President Trump has said he will next week nominate a woman to replace Ginsburg, a liberal justice and feminist icon who served for 27 years on the court.
But Democrats, including Mr Trump's challenger in this November's presidential election, Joe Biden, have urged Republicans to delay a vote in the Senate, which confirms the nomination.
They argue that the nominee should be decided by whoever wins the election. Republicans disagree, arguing President Trump has the right to nominate a candidate.
What did Trump say about judges?
Mr Trump told Mr Woodward in December last year that he and Mr McConnell had "broken every record" on judicial appointments.
Mr Trump has nominated 216 federal judges during his first term - a high number by historical standards - but, according to CNN, former presidents have appointed a higher percentage of the overall number of federal judges.
Mr McConnell has pushed the Senate to approve Mr Trump's nominations, tilting the US judiciary in a conservative direction.
"You know what Mitch's biggest thing is in the whole world? His judges," Mr Trump told Woodward in the interview. "He will absolutely ask me, please let's get the judge approved instead of 10 ambassadors."
Should the vote to nominate a new Supreme Court justice go ahead before November's election, Mr McConnell could have a decisive role.
Speaking to Mr Woodward in May, Mr Trump talked about the judicial vacancies he inherited from President Barack Obama, describing them as "golden nuggets".
Given Mr Trump's record on appointing judges, Mr Woodward joked that "maybe they'll put a statue of you outside the Supreme Court".
"Oh, what a good idea," Trump said, appearing to take the suggestion seriously. "I think I'll have it erected tomorrow. What a great idea.
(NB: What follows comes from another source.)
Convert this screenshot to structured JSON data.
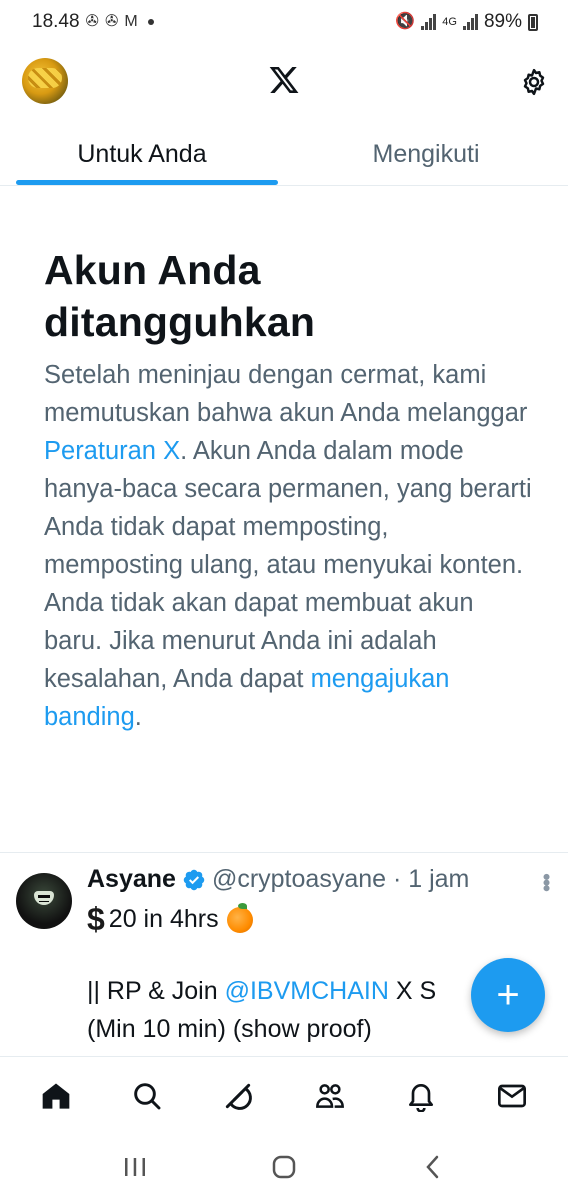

I'll think I'll use it."
In January, Mr Woodward asked Mr Trump if he shared the concerns of Republican Senator Lindsey Graham, who said the judiciary was becoming too partisan.
"Well, it depends," Mr Trump told Mr Woodward. "Yeah, it's very partisan right now, basically. It's always a party vote. I mean, look, the whole country right now is a partisan vote."
Mr Woodward's book was published on 15 September. In it, he gave a damning assessment of Mr Trump's presidency, concluding he was "the wrong man for the job".
The journalist quoted Mr Trump as saying he knew Covid-19 was deadlier than the flu before the disease hit the US, but wanted to play down the crisis.
The president - who is running for re-election in November - said Mr Woodward's book was "a political hit job".